came out of the business after being alerted to [the
stabbing] and actually saw [Petitioner], and attempt[ed] to
intervene when she saw that he was indeed stabbing Ms. Burke
with what she thought was a filet knife and she screamed for
him to stop.

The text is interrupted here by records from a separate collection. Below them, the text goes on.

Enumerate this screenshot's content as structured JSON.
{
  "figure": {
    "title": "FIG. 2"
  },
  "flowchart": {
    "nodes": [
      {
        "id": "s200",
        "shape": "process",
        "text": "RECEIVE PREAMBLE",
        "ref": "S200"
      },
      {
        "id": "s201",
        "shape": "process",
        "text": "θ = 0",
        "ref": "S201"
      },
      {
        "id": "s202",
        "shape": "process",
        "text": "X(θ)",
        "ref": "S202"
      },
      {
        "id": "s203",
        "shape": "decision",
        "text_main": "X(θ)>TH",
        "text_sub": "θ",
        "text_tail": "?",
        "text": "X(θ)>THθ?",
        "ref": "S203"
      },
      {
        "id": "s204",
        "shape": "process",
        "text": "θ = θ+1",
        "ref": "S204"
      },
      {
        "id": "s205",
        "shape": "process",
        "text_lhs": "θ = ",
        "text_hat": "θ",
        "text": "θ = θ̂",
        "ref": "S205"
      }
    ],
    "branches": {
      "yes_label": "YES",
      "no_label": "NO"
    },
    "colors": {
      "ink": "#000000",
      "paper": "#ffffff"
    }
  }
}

And before leaving, the individual pulled Ms.
Burke out of the car and slashed her throat with the knife
and then ran from the scene.
That witness positively identified [Petitioner] from a photo
spread. [Petitioner] and Ms. Burke were married and these
individuals had seen [Petitioner] coming back and forth from
her place of business during the course of her employment
there and their relationship.
The basis for the death penalty is, Your Honor, that we were
seeking under heinous, atrocious and cruel in that she died
as a result of multiple stab wounds to the head and neck.
These stab wounds or seven of them perforated her internal
jugular vein, her right subclavian vein, and branches of her
left external carotid artery. There were also two wounds to
the chest which perforated her left lung. She had 16 wounds
to the upper extremities and another 44 to the back and
buttocks, perforations of the right fourth rib, right and
hearing, Petitioner verified his signature on the plea
acceptance document. The trial court explained to Petitioner
his rights, the degrees of homicide, their corresponding
punishment, the elements of premeditated murder, and the
sentencing procedure if he were convicted as charged.
Petitioner confirmed under oath that he understood the plea,
that his trial counsel and defense team had explained
everything about his case to him, and that he was entering
his plea voluntarily and knowingly. The trial court
specifically addressed the preparation by Petitioner's
THE COURT: Okay. Is there anything else about this plea about
what your attorneys explained to you, what they've been
doing for you, anything about it you're confused about,